You would do this if the speakers being used are passive. Meaning the speaker(s) do not have their own power source or an internal amp. And of course, you will need to plug the AC adapter into a power outlet and connect the other end to the receiver.
If the receiving unit happens to contain a built-in amplifier (not likely), then making the connections is very simple. Connect speaker wire from the receiving unit to the speakers. Then connect power for the receiver.
Simple as that, but keep in mind, the power provided by the receiving unit is probably very low. So don't fully expect the connected speakers to output a tremendous amount of sound.
Some speakers simply plug into a wall outlet and use an internal amp as a power source, thus it only requires an audio source to actually output sound. With an active speaker, your wireless receiver doesn't need an amplifier.
Just connect RCAs from the receiving unit to the speaker and voila, your speakers are working wirelessly. Also, you will still need to connect the power adapter for the receiving unit. There really isn't any way around that.
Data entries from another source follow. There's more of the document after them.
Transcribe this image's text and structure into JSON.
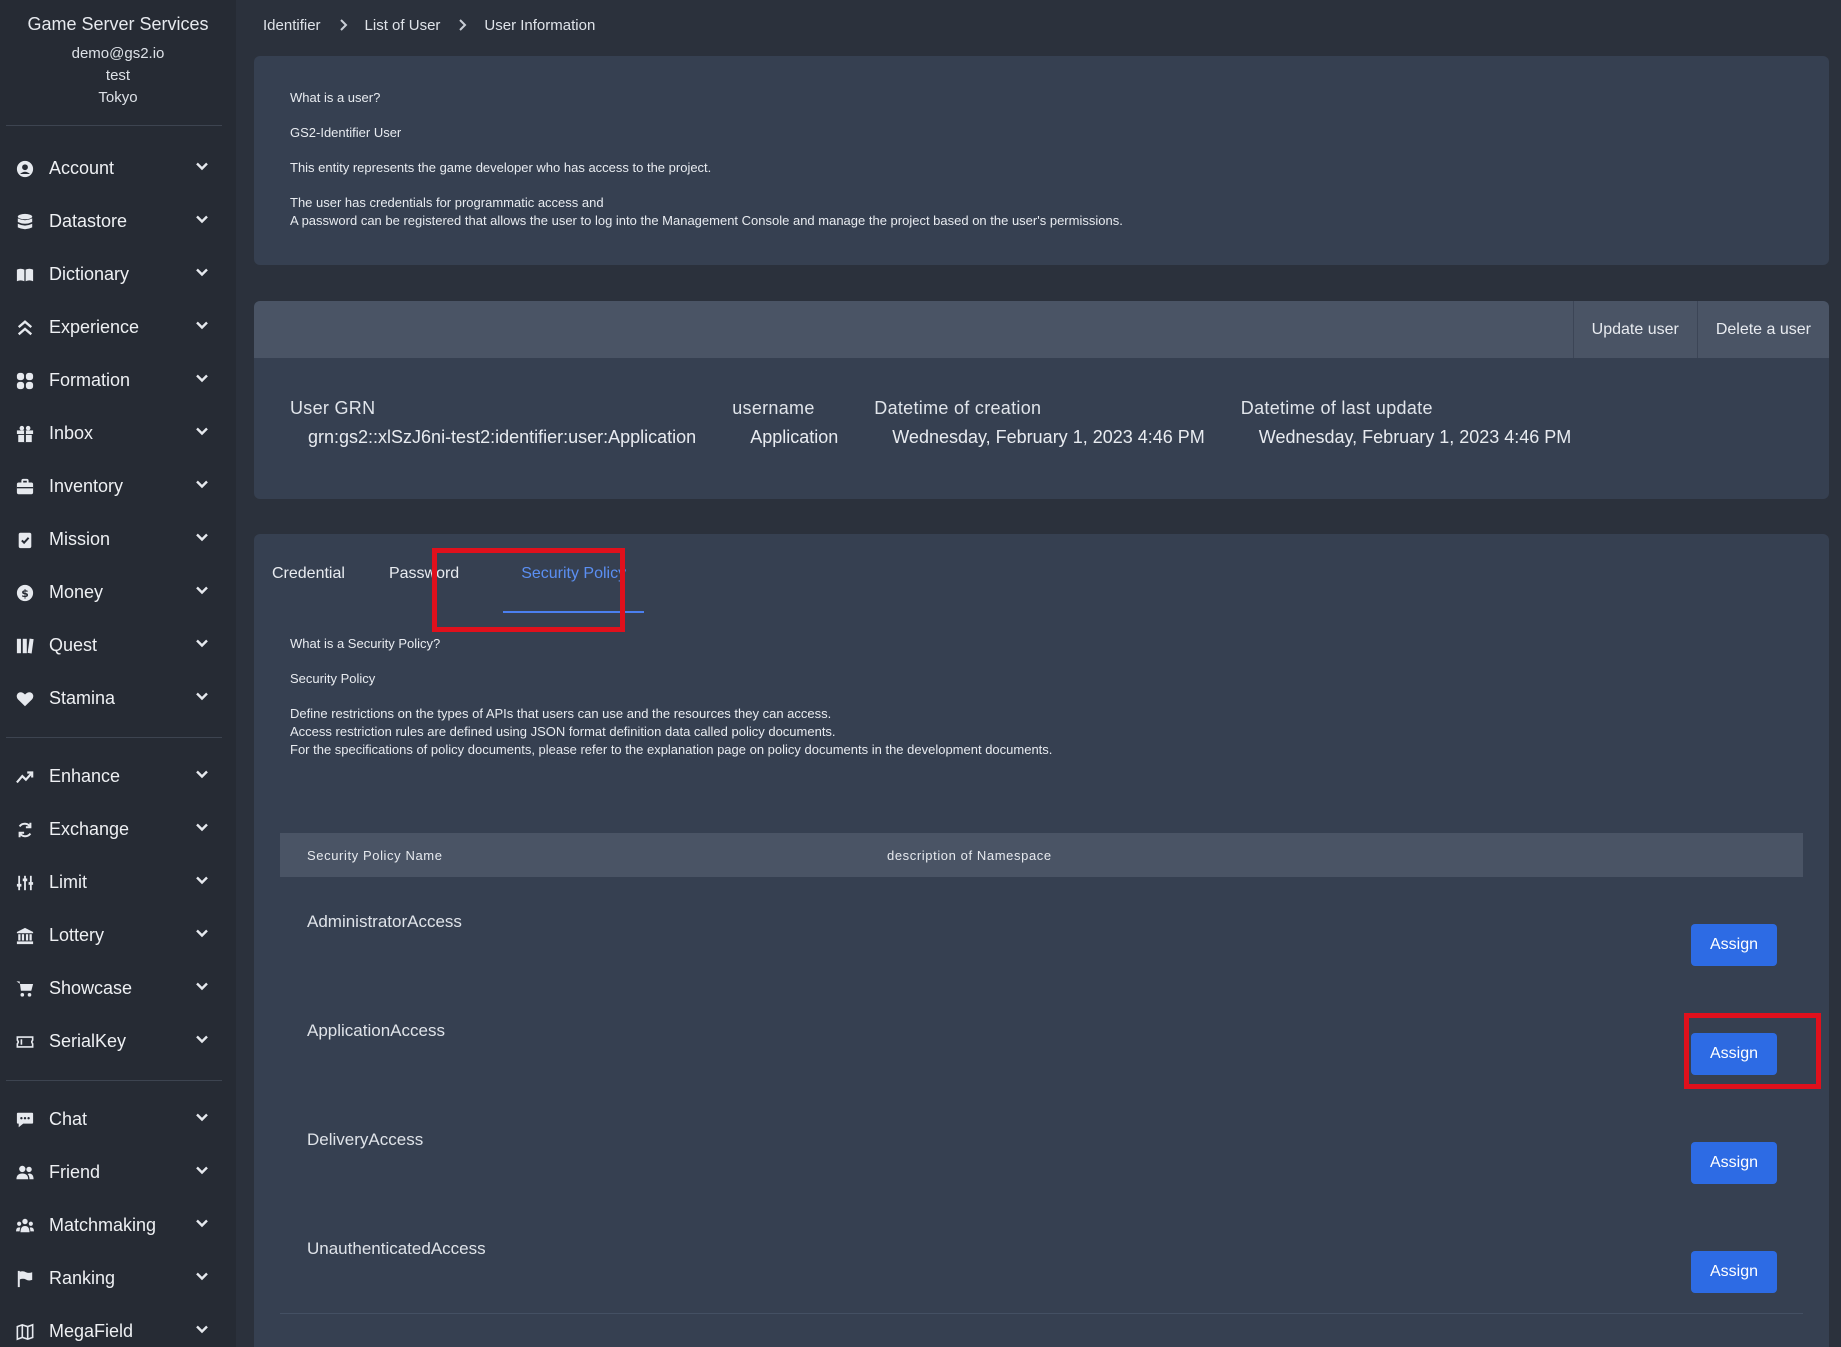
{
  "sidebar": {
    "title": "Game Server Services",
    "email": "demo@gs2.io",
    "project": "test",
    "region": "Tokyo",
    "groups": [
      [
        {
          "label": "Account",
          "icon": "user-circle-icon"
        },
        {
          "label": "Datastore",
          "icon": "database-icon"
        },
        {
          "label": "Dictionary",
          "icon": "book-icon"
        },
        {
          "label": "Experience",
          "icon": "double-chevron-up-icon"
        },
        {
          "label": "Formation",
          "icon": "grid-icon"
        },
        {
          "label": "Inbox",
          "icon": "gift-icon"
        },
        {
          "label": "Inventory",
          "icon": "briefcase-icon"
        },
        {
          "label": "Mission",
          "icon": "clipboard-check-icon"
        },
        {
          "label": "Money",
          "icon": "dollar-coin-icon"
        },
        {
          "label": "Quest",
          "icon": "map-book-icon"
        },
        {
          "label": "Stamina",
          "icon": "heart-icon"
        }
      ],
      [
        {
          "label": "Enhance",
          "icon": "trend-up-icon"
        },
        {
          "label": "Exchange",
          "icon": "exchange-icon"
        },
        {
          "label": "Limit",
          "icon": "sliders-icon"
        },
        {
          "label": "Lottery",
          "icon": "bank-icon"
        },
        {
          "label": "Showcase",
          "icon": "cart-icon"
        },
        {
          "label": "SerialKey",
          "icon": "ticket-icon"
        }
      ],
      [
        {
          "label": "Chat",
          "icon": "chat-icon"
        },
        {
          "label": "Friend",
          "icon": "users-icon"
        },
        {
          "label": "Matchmaking",
          "icon": "team-icon"
        },
        {
          "label": "Ranking",
          "icon": "flag-icon"
        },
        {
          "label": "MegaField",
          "icon": "map-icon"
        }
      ]
    ]
  },
  "breadcrumb": [
    "Identifier",
    "List of User",
    "User Information"
  ],
  "intro": {
    "heading": "What is a user?",
    "subheading": "GS2-Identifier User",
    "line1": "This entity represents the game developer who has access to the project.",
    "line2": "The user has credentials for programmatic access and",
    "line3": "A password can be registered that allows the user to log into the Management Console and manage the project based on the user's permissions."
  },
  "user": {
    "update_label": "Update user",
    "delete_label": "Delete a user",
    "fields": [
      {
        "label": "User GRN",
        "value": "grn:gs2::xlSzJ6ni-test2:identifier:user:Application"
      },
      {
        "label": "username",
        "value": "Application"
      },
      {
        "label": "Datetime of creation",
        "value": "Wednesday, February 1, 2023 4:46 PM"
      },
      {
        "label": "Datetime of last update",
        "value": "Wednesday, February 1, 2023 4:46 PM"
      }
    ]
  },
  "tabs": {
    "credential": "Credential",
    "password": "Password",
    "security_policy": "Security Policy",
    "active": "Security Policy"
  },
  "policy_info": {
    "heading": "What is a Security Policy?",
    "subheading": "Security Policy",
    "line1": "Define restrictions on the types of APIs that users can use and the resources they can access.",
    "line2": "Access restriction rules are defined using JSON format definition data called policy documents.",
    "line3": "For the specifications of policy documents, please refer to the explanation page on policy documents in the development documents."
  },
  "policy_table": {
    "columns": [
      "Security Policy Name",
      "description of Namespace"
    ],
    "rows": [
      {
        "name": "AdministratorAccess",
        "action": "Assign"
      },
      {
        "name": "ApplicationAccess",
        "action": "Assign"
      },
      {
        "name": "DeliveryAccess",
        "action": "Assign"
      },
      {
        "name": "UnauthenticatedAccess",
        "action": "Assign"
      }
    ]
  },
  "colors": {
    "accent": "#2d6be4",
    "highlight": "#e0101c",
    "active_tab": "#5b8ff3"
  }
}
Now, with everything connected, it's time to test the system!
First, let's make sure the receiver is receiving a strong signal from the transmitter. If the sound produced by the connected speakers contains static, sounds unclear, is delayed, etc. then you should probably adjust the position of the transmitter and/or receiver.
Also, check all of the connections and ensure all cables are secured properly. Some transmitters and receivers have multiple "channels" that can be manually set. Try changing the "channels" around to see if this improves the sound quality.
Once you have the best signal possible, you may need to adjust the levels of the speakers. The wired and "wireless" speakers should have similar sound levels.
You don't want the front/wired speakers to be extremely loud and barely be able to hear the rear/wireless speakers. The levels can be adjusted on either the receiving unit, amplifier, or both.
And if everything is set up and working properly, then you have successfully learned how to make regular speakers wireless!
It's pretty simple to make regular speakers wireless! You just need the right equipment and the knowledge of how to set everything up.
I hope this article provided enough information for you to understand how to correctly set up this type of system. If you don't want to go through all of this (it really not that much), you can simply purchase a wireless speaker system. But, be warned, high-quality natively wireless speakers are not cheap!
You can buy a decent set for a cheap price, but it's likely that they will not have a lot of power behind them. The higher-priced sets are usually much more efficient in producing sound.
However, in my opinion, setting up a wireless speaker kit is not all that difficult! If you already have speakers and have a lower budget, then go ahead and try using a wireless speaker kit. It might surprise you at how well it can work!
If you are ever experiencing some issues with your speakers, then check out this article on 9 basic troubleshooting steps for fixing home theater speaker issues.